LONDON, April 11 (Reuters) - The shareholder rebellion against BP’s remuneration policy shrank this year, after the oil major made progress in untangling its Russian investments and reducing uncertainty over oil spill liabilities.
Investors representing just 5.88 percent of shares voted against its 2012 remuneration report at a meeting in London on Thursday - almost half the 11.79 percent that rejected the report the previous year.
Chief Executive Bob Dudley’s pay fell by a fifth last year because of performance measures set over a three-year period that began in 2010, the year of its disastrous Gulf of Mexico oil spill.
Standard Life Investments (SLI), one of BP’s largest shareholders with 1.3 percent, attacked the company’s current pay policy for its potential to reward bosses for meeting unchallenging targets.
Three years on from the oil spill, and a month after completing a landmark deal in Russia which is enabling BP to return $8 billion to shareholders, SLI’s criticism prompted loud applause in the meeting but received less support than last year.
While BP remains in court in the United States over the spill, it has already made some partial settlements. Investors, buoyed by the recent sale of its stake in its Russian venture TNK-BP, have started to price in an end to the spill saga.
SLI has voted against BP’s executive pay in seven of the last eight years and criticised its remuneration policy for being too complicated.
“We want to see the remuneration committee raise its game and make significant improvements to address our concerns,” SLI’s global head of governance and stewardship Guy Jubb said.
A 5.88 percent vote against executive pay is small by the standards of 2012 when a large number of investors in British companies registered their disapproval during annual meetings, an episode dubbed the ‘shareholder spring’.

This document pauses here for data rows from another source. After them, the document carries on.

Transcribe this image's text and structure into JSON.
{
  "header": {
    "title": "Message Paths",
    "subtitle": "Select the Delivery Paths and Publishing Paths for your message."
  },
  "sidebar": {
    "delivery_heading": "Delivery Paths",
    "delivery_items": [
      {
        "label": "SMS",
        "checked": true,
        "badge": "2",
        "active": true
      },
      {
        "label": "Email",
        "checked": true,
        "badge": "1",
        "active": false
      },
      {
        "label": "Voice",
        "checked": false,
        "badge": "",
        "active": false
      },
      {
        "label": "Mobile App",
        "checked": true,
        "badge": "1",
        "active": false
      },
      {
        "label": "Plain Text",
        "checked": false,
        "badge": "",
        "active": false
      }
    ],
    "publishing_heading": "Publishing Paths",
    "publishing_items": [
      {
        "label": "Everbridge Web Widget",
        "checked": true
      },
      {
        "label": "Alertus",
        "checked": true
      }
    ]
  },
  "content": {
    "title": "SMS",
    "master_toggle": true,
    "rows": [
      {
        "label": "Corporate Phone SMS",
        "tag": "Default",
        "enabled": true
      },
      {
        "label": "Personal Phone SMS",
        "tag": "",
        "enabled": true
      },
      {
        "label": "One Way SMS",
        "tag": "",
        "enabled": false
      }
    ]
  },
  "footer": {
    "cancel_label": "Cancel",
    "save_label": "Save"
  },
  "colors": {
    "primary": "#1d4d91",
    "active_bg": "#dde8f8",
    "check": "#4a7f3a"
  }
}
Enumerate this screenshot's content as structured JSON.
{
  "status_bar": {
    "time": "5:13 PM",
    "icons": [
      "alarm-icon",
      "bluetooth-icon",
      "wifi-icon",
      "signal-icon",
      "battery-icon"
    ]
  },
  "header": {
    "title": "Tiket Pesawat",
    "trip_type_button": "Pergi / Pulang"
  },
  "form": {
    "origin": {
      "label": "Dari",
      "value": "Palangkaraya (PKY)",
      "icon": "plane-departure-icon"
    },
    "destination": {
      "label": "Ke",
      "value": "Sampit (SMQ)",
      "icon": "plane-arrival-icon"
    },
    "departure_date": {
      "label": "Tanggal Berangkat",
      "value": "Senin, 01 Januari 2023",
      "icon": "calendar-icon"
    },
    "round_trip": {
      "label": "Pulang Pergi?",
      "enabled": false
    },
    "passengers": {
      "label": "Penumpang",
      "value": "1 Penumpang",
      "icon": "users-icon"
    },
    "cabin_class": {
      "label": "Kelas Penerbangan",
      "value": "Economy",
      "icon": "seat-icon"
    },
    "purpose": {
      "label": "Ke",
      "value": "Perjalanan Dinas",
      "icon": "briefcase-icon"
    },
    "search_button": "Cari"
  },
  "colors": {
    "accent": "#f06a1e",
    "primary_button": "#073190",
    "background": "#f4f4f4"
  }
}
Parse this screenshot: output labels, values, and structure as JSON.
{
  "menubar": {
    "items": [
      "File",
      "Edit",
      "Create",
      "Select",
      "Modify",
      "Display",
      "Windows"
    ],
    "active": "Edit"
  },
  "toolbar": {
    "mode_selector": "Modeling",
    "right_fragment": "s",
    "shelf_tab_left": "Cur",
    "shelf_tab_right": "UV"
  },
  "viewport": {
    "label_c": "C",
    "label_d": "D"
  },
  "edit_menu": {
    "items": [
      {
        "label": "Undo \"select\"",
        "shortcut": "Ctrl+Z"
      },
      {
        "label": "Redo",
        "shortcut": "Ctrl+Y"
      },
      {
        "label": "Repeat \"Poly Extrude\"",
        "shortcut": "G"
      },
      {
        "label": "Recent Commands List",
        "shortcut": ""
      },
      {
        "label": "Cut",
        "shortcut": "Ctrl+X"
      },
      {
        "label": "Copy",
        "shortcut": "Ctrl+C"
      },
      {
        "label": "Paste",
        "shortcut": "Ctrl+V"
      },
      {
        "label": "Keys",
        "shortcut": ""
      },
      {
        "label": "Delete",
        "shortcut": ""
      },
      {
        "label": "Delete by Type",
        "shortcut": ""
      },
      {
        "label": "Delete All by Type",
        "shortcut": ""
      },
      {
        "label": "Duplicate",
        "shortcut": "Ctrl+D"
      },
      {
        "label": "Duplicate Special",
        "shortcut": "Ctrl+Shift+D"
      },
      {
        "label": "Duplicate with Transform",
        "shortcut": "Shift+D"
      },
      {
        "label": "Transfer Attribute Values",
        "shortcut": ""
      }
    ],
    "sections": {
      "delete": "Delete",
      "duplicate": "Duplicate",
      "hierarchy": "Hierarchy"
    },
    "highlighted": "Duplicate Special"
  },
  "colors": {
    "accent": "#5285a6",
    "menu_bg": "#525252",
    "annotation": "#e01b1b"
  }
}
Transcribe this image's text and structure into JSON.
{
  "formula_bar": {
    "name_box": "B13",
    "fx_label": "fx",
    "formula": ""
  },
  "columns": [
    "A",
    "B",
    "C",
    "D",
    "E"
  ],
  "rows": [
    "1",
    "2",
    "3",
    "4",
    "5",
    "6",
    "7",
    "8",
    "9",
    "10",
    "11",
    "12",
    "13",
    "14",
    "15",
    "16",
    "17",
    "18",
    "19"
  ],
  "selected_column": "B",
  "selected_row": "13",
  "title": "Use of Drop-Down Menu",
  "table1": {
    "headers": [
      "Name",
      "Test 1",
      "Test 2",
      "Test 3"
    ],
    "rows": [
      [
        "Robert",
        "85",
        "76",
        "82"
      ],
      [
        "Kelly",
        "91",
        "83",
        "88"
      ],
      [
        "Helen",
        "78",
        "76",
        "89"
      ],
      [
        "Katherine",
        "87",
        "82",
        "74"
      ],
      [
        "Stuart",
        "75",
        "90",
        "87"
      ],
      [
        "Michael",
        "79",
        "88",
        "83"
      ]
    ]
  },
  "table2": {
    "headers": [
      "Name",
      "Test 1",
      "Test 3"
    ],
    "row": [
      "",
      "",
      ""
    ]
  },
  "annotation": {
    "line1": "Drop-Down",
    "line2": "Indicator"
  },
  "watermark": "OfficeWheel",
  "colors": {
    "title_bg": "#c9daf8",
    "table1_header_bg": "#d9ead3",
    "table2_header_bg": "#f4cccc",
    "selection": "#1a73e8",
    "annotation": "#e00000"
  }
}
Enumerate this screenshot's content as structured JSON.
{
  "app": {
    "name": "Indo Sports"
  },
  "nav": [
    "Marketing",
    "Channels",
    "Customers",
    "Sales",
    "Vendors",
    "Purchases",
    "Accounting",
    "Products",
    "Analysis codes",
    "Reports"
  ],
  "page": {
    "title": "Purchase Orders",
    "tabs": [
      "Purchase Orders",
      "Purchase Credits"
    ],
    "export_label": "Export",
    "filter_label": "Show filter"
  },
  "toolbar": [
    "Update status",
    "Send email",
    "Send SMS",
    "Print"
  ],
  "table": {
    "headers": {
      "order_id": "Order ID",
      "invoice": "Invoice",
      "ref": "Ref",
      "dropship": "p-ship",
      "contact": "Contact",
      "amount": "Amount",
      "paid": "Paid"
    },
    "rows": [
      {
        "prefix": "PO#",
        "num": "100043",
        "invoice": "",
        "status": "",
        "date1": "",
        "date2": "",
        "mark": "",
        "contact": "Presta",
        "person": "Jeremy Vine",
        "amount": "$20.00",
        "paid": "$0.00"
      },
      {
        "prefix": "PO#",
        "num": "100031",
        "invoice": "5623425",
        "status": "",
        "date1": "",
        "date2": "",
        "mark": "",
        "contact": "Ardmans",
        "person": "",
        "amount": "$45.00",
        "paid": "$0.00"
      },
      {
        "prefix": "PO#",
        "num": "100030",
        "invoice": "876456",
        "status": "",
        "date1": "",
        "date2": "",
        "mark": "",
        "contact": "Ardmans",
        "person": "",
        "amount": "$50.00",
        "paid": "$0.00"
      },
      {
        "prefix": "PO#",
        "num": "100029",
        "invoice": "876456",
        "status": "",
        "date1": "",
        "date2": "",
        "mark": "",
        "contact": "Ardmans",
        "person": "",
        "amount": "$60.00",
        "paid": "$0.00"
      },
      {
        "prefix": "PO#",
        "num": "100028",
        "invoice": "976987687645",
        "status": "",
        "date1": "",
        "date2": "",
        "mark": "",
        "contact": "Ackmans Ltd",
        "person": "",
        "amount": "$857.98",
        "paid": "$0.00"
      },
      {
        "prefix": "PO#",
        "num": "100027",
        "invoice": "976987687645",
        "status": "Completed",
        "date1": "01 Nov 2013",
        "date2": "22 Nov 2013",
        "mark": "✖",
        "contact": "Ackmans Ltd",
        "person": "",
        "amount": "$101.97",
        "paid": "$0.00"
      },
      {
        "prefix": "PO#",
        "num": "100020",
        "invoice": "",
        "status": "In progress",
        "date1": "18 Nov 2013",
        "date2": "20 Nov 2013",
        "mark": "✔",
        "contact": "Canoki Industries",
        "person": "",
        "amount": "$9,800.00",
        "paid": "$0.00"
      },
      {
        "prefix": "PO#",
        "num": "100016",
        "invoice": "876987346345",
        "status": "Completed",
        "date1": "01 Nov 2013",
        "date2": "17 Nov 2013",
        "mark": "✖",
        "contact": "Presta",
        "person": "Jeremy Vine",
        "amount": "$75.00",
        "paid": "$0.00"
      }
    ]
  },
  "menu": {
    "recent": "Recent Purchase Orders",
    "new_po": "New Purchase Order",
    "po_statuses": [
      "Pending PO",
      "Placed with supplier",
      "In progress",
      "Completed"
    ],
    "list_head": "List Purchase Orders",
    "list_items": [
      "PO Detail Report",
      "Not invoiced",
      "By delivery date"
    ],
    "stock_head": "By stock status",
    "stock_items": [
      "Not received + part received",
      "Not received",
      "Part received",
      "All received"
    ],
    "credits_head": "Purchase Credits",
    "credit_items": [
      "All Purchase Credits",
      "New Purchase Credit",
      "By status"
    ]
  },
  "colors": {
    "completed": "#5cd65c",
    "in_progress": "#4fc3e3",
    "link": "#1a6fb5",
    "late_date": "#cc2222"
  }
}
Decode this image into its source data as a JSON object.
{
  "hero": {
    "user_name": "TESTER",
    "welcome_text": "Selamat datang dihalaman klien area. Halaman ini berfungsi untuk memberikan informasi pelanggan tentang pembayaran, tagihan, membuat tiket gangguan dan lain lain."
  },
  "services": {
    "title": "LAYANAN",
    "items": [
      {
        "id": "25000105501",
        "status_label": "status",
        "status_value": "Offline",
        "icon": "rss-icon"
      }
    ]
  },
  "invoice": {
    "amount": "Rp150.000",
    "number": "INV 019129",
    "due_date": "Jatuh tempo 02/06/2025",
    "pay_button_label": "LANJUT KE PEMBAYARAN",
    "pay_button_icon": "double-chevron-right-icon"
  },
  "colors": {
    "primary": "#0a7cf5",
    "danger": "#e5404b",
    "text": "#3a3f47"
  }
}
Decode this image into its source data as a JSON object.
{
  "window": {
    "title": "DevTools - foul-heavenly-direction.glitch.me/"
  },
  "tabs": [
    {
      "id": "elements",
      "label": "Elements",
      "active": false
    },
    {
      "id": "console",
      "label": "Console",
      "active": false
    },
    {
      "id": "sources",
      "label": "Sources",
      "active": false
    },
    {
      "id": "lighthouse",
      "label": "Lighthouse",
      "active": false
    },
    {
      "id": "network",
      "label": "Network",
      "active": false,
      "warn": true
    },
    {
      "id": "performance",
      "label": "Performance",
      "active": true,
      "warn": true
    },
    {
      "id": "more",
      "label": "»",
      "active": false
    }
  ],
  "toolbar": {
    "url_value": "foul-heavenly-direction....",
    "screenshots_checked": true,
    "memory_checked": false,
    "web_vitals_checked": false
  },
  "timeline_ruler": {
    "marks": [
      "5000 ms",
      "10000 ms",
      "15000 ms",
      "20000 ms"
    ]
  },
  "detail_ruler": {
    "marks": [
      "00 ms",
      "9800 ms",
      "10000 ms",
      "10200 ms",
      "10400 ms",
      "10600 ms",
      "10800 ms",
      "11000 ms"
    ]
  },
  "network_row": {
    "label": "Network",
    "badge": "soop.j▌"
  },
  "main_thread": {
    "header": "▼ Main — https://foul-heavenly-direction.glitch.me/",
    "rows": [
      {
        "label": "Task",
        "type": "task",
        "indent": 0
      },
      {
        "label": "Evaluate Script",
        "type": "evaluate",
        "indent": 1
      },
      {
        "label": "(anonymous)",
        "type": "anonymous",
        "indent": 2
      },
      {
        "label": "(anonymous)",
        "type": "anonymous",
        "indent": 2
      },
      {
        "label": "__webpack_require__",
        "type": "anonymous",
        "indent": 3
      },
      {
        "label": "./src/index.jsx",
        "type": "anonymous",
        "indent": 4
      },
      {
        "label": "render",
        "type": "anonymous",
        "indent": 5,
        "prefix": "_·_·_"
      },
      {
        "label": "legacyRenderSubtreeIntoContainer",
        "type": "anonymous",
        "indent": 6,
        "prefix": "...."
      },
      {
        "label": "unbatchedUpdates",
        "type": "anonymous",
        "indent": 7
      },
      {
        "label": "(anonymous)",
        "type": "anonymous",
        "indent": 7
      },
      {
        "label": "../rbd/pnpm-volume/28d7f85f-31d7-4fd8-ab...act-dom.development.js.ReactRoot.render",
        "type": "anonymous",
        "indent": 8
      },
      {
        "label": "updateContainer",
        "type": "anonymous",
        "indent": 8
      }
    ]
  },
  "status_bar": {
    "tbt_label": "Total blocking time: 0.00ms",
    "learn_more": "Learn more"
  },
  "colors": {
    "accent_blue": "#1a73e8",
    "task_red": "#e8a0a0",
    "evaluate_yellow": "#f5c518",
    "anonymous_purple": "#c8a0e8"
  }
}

BP, accustomed to criticism from environmental groups, also heard from a number of individuals and groups campaigning against its involvement in Canada’s tar sands.